Hand signals are used during crane operations because construction job sites are loud. With various machines up and running, trucks driving, hammers clanking, and other mechanical noises, this impairs verbal communication.
That’s where the crane signal person comes in. This person is the eyes and ears of the crane operator. The crane signal person instructs the crane operator to safely lift, move, and place the load in the exact location.
By memory, the signal person will know all the signals to communicate to the crane operator. They also must keep up to date with the various crane types utilized in a job site. Some cranes may have different methods of operating, and therefore, will require different hand signals. Let’s take a look at the various mobile crane signals that keep construction operations running smoothly and safely.
All signals given here are motion signals. Please make sure to pay attention to the way your thumb is pointed, if your fingers are extended, etc.
Emergency Stop Crane Hand Signal
To communicate an emergency stop, a signal person must fully extend both arms horizontally out from the body with palms facing downward, and from there, swing both arms back and forth.
Stop Crane Hand Signal
To stop or pause an action, a signal person must extend one arm horizontally out from the body with a palm facing downward, and from there, swing back and forth.
Dog Everything Hand Signal
To halt all activity, the signal person must clasp hands together and place at waist level.
To tell the operator to raise the boom, a signal person must extend one arm horizontally out from the body and signal a thumbs up with a closed fist.
To tell the operator to lower the boom, the signal person must extend an arm horizontally out from their body and signal a thumbs down with a closed fist.
To tell the operator to swing the boom, the signal person must extend an arm out horizontally, and use their index finger to point in the direction the boom is to swing.
To tell the operator to lengthen the boom, the signal person must place hands at the front of their waist in a fist and point only their thumbs outwards.
To tell the operator to retract the boom, a signal person must use mobile crane signals by placing hands in front of their waist in a fist and point their thumbs toward each other.
To tell the operator to lift the loads upward, a signal person must extend one arm vertically toward the ceiling or sky, point with their index finger, and make small circular motions.
To tell the operator to lower the load, a signal person must extend one arm vertically, point down toward the floor or ground with their index finger, and make small circular motions.
To slow the rate of an action, the signal person must place one hand above the hand that is giving the action signal.
Start Your Heavy Equipment Training
The reasons to become a crane signal operator are plenty. For starters, it’s a highly rewarding profession that’s always in-demand. It allows you to gain real-world experience and make good money. Most importantly, it allows you to make the workplace safer for you and coworkers.
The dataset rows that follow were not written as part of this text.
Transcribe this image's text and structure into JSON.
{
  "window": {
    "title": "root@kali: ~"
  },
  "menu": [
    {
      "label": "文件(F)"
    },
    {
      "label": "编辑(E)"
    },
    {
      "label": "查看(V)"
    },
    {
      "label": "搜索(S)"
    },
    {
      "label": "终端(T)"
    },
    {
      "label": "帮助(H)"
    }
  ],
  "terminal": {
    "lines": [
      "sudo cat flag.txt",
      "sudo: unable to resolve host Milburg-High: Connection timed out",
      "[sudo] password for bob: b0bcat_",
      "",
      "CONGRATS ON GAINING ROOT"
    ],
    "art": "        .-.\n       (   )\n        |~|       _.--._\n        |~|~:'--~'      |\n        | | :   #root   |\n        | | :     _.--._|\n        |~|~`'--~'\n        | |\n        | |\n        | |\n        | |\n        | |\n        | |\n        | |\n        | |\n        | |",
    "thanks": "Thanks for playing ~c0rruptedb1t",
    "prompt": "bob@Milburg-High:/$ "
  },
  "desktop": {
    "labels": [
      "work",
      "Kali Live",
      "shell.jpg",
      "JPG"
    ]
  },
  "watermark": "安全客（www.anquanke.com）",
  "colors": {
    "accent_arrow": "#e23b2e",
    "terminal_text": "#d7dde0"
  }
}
At Heavy Equipment Colleges of America, we provide a range of training programs to prepare for a career in the heavy equipment industry. Our graduates find fulfilling careers in heavy equipment operations and go on to work in leading companies. Best of all, we offer accelerated programs that can train you in as little as three weeks! Ensure the safety of crane operations. Begin your crane operator training with HEC mobile crane programs.